ONE THING I DO NOT RECOMMEND IS
Seeing the film Beloved with your mother. It is harrowing anyway. But I didn't see any of it coming. It came out at the worst time between us, actually; we were going on dates because we couldn't stand to live together and we couldn't stand to look at each other, but we couldn't stand to be apart either. And we got in the car after, shaken separately and together, and stared straight ahead.
"Sometimes when it gets too dangerous, a mother rabbit doesn't know what to do. And for whatever evolutionary reason, to save them from what's coming, sometimes she'll eat her children. It's a rabbit, she probably doesn't think about it too much, but that's the instinct. To save her babies from what's happening next."

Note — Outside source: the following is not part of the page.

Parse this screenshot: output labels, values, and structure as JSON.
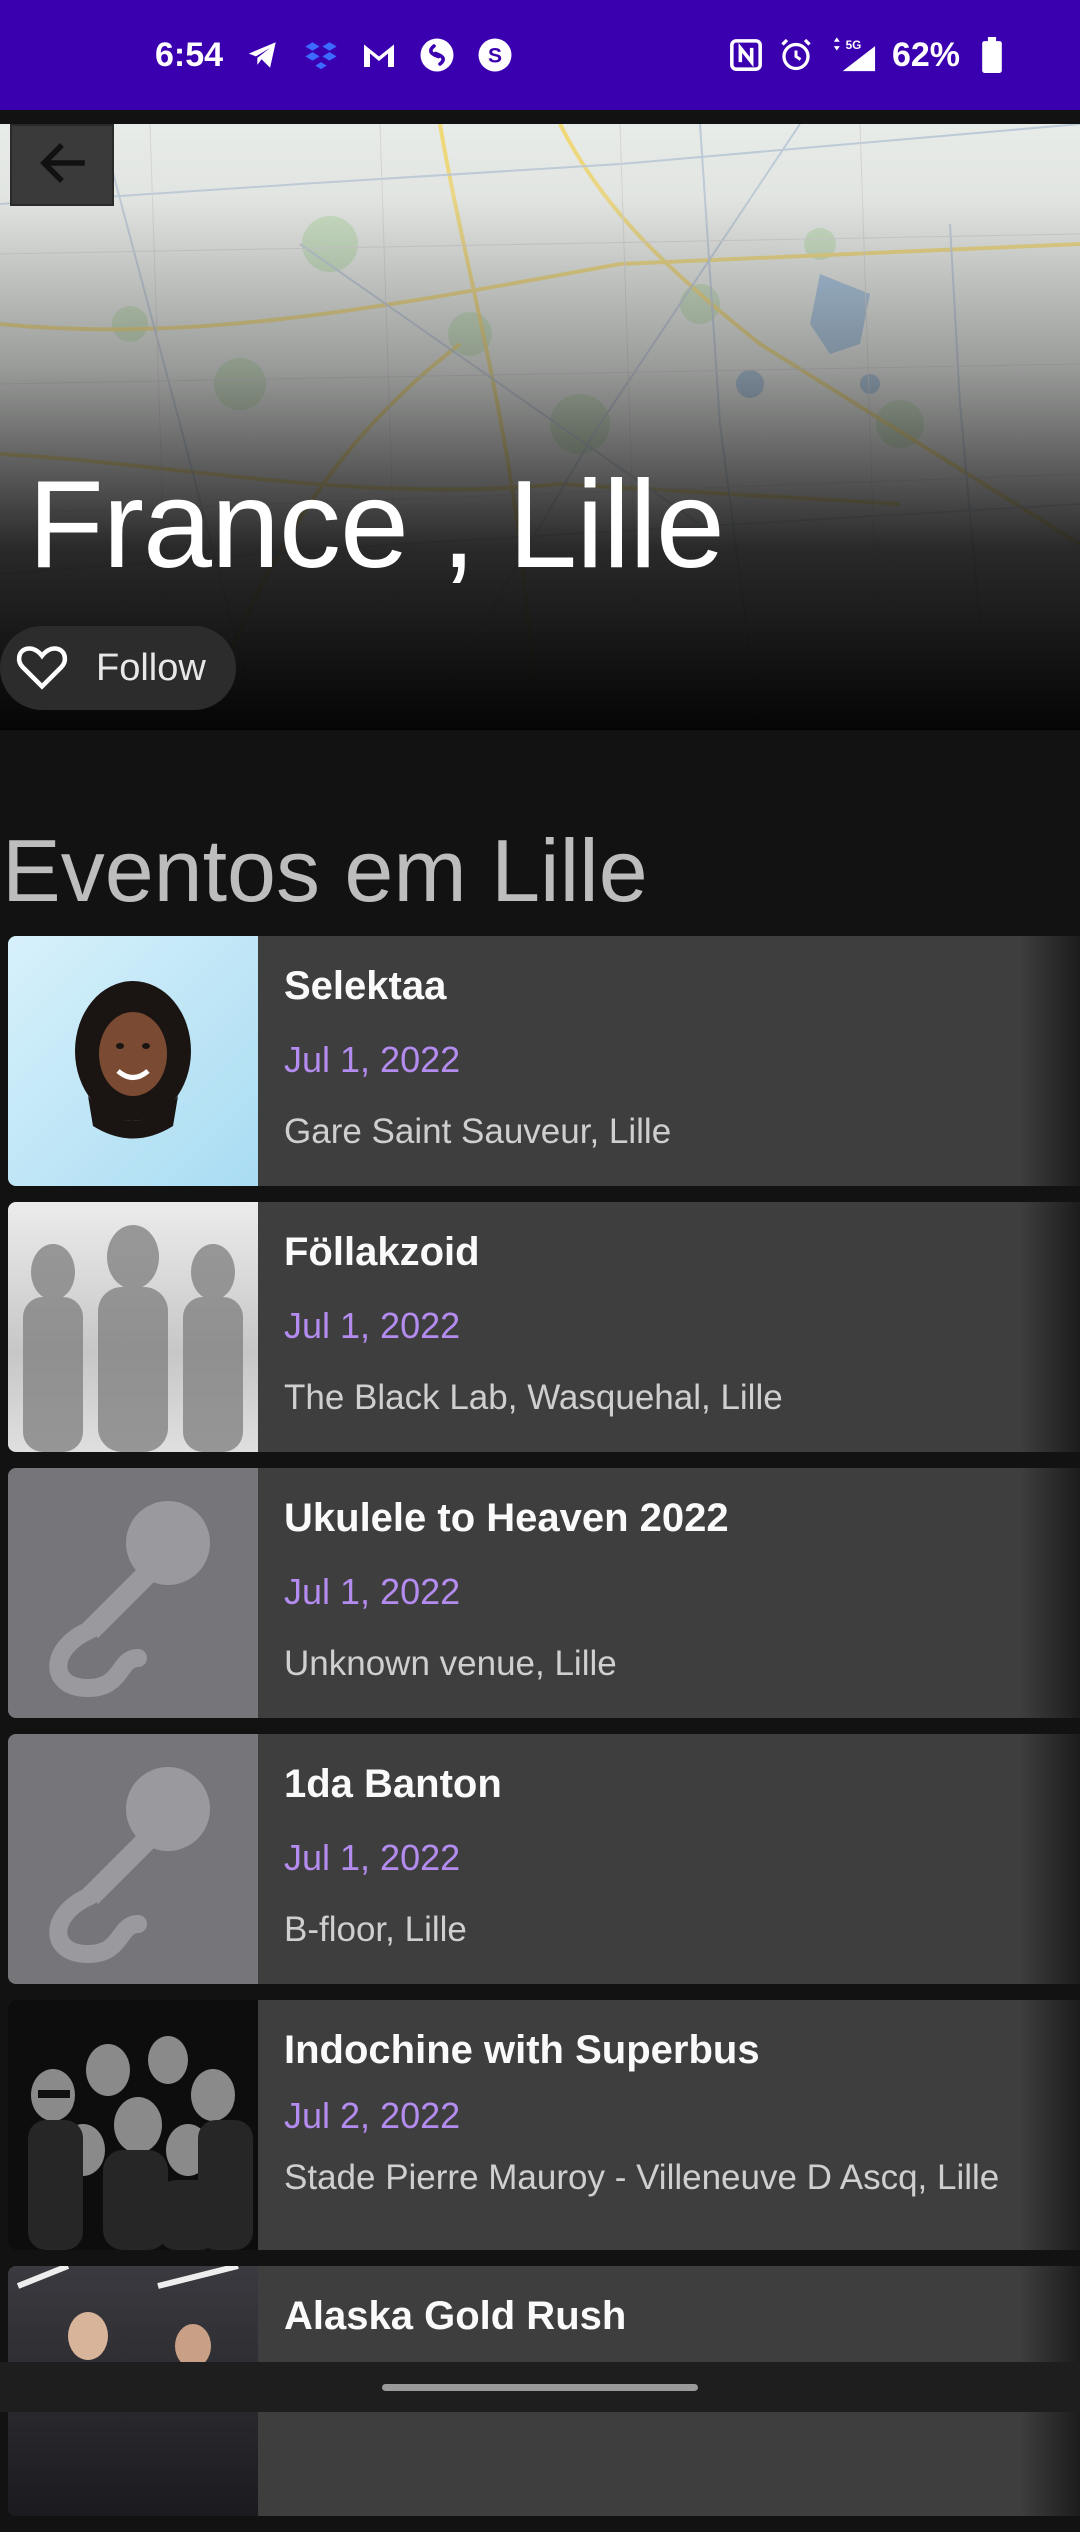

And then she looked me in the eye, not crying but not entirely dry-eyed either, not smiling but not asking for anything either. "I thought about it."
Things were better after that. And I don't know how to explain why, but maybe you know what I'm talking about. I don't think we've fought since that day. I had a worse childhood than some but not most, just generally speaking, which is why I don't really talk about it because it's not that interesting or relevant, and I got in my own way a lot, and there was a lot of Dylan in my growing-up, and I am still trying to grow up. But things were so, so much better after that. What a relief. I don't think I've ever been so proud.
And so somewhere in the middle of this moment, this frightening and intimate and violent and gentle moment, you can see how it calms her. It's not a taming, she can't be tame, but it goes through her like a slap, like sparks, and then they can just be there, without Norman in the middle, without the house being about Norman and the family being about Norman, and just be two people that have known each other a very long time, and can't stand to look at each other, and can't stand to be apart.
Which is every son's story, and every mother's too. Because every time he calls her a whore, he is begging to be loved, to be forgiven his trespasses, forgiven for being a man; and every time she says she hates him, hates the man she made, what she means is I love you, horribly.
What she means is it's the hardest thing of all, to let go of someone you love. And yet somehow we do, sometimes. Even when your body says otherwise. In the absence of Norman, they flow toward each other like water, like beasts. And that's the silence the doorbell drops into; that's the situation Zach Shelby drops into, when Romero arrives to arrest Norma Louise Bates for the murder of Keith Summers.